Work required: Copy each line of the records that holds the string "Vault".

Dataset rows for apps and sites
# # # # # # #
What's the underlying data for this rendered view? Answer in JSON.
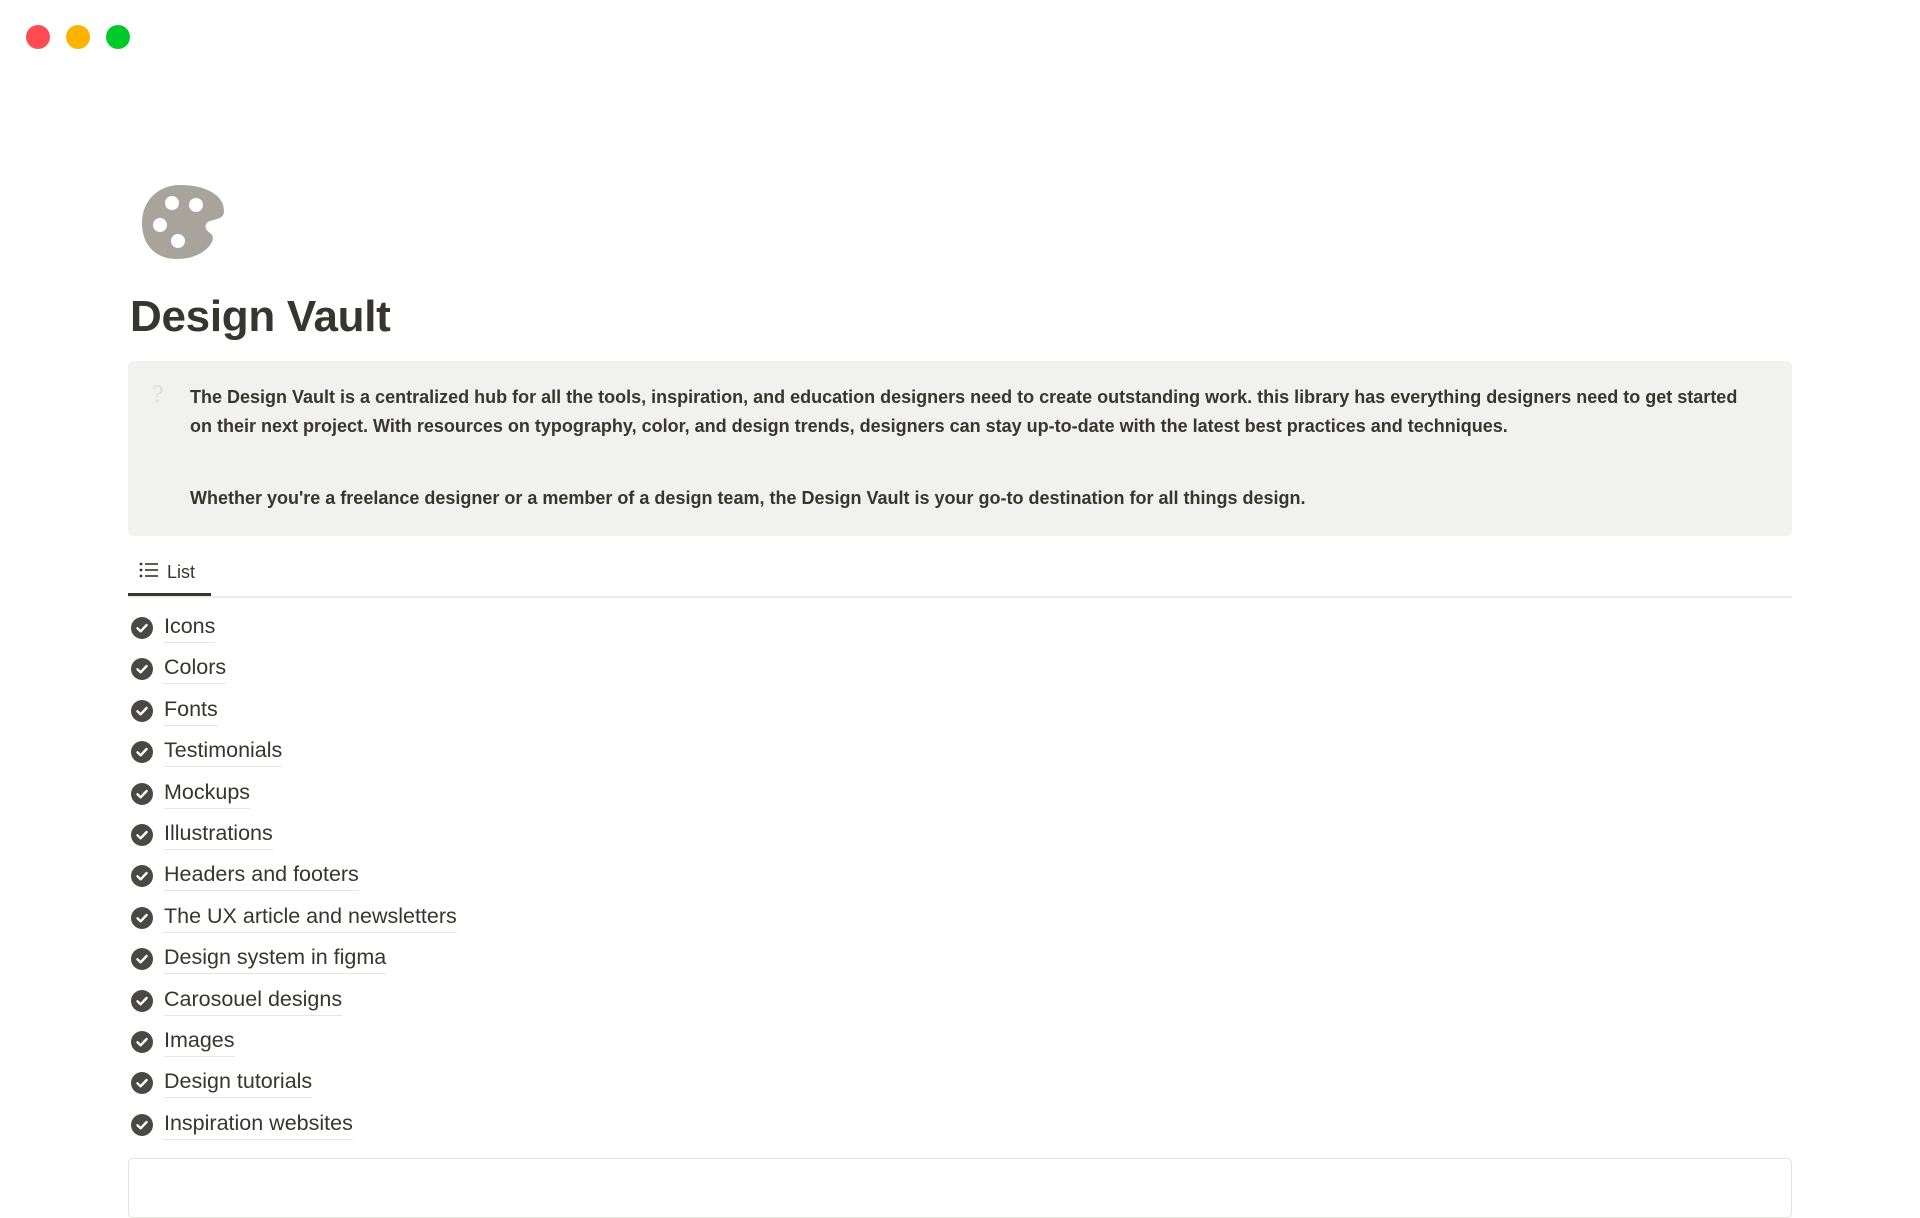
{
  "window": {
    "controls": [
      "close",
      "minimize",
      "maximize"
    ],
    "colors": {
      "close": "#ff4c52",
      "minimize": "#ffb300",
      "maximize": "#00c92a"
    }
  },
  "page": {
    "icon": "palette-icon",
    "title": "Design Vault"
  },
  "callout": {
    "icon": "question-mark-icon",
    "icon_glyph": "?",
    "paragraphs": [
      "The Design Vault is a centralized hub for all the tools, inspiration, and education designers need to create outstanding work. this library has everything designers need to get started on their next project. With resources on typography, color, and design trends, designers can stay up-to-date with the latest best practices and techniques.",
      "Whether you're a freelance designer or a member of a design team, the Design Vault is your go-to destination for all things design."
    ]
  },
  "view_tabs": [
    {
      "label": "List",
      "icon": "list-icon",
      "active": true
    }
  ],
  "list": {
    "items": [
      {
        "label": "Icons",
        "icon": "check-circle-icon"
      },
      {
        "label": "Colors",
        "icon": "check-circle-icon"
      },
      {
        "label": "Fonts",
        "icon": "check-circle-icon"
      },
      {
        "label": "Testimonials",
        "icon": "check-circle-icon"
      },
      {
        "label": "Mockups",
        "icon": "check-circle-icon"
      },
      {
        "label": "Illustrations",
        "icon": "check-circle-icon"
      },
      {
        "label": "Headers and footers",
        "icon": "check-circle-icon"
      },
      {
        "label": "The UX article and newsletters",
        "icon": "check-circle-icon"
      },
      {
        "label": "Design system in figma",
        "icon": "check-circle-icon"
      },
      {
        "label": "Carosouel designs",
        "icon": "check-circle-icon"
      },
      {
        "label": "Images",
        "icon": "check-circle-icon"
      },
      {
        "label": "Design tutorials",
        "icon": "check-circle-icon"
      },
      {
        "label": "Inspiration websites",
        "icon": "check-circle-icon"
      }
    ]
  },
  "colors": {
    "text": "#37352f",
    "callout_bg": "#f1f1ef",
    "icon_gray": "#a8a49c",
    "check_fill": "#4a4844"
  }
}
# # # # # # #
Answer to this problem:
    "title": "Design Vault"
      "The Design Vault is a centralized hub for all the tools, inspiration, and education designers need to create outstanding work. this library has everything designers need to get started on their next project. With resources on typography, color, and design trends, designers can stay up-to-date with the latest best practices and techniques.",
      "Whether you're a freelance designer or a member of a design team, the Design Vault is your go-to destination for all things design."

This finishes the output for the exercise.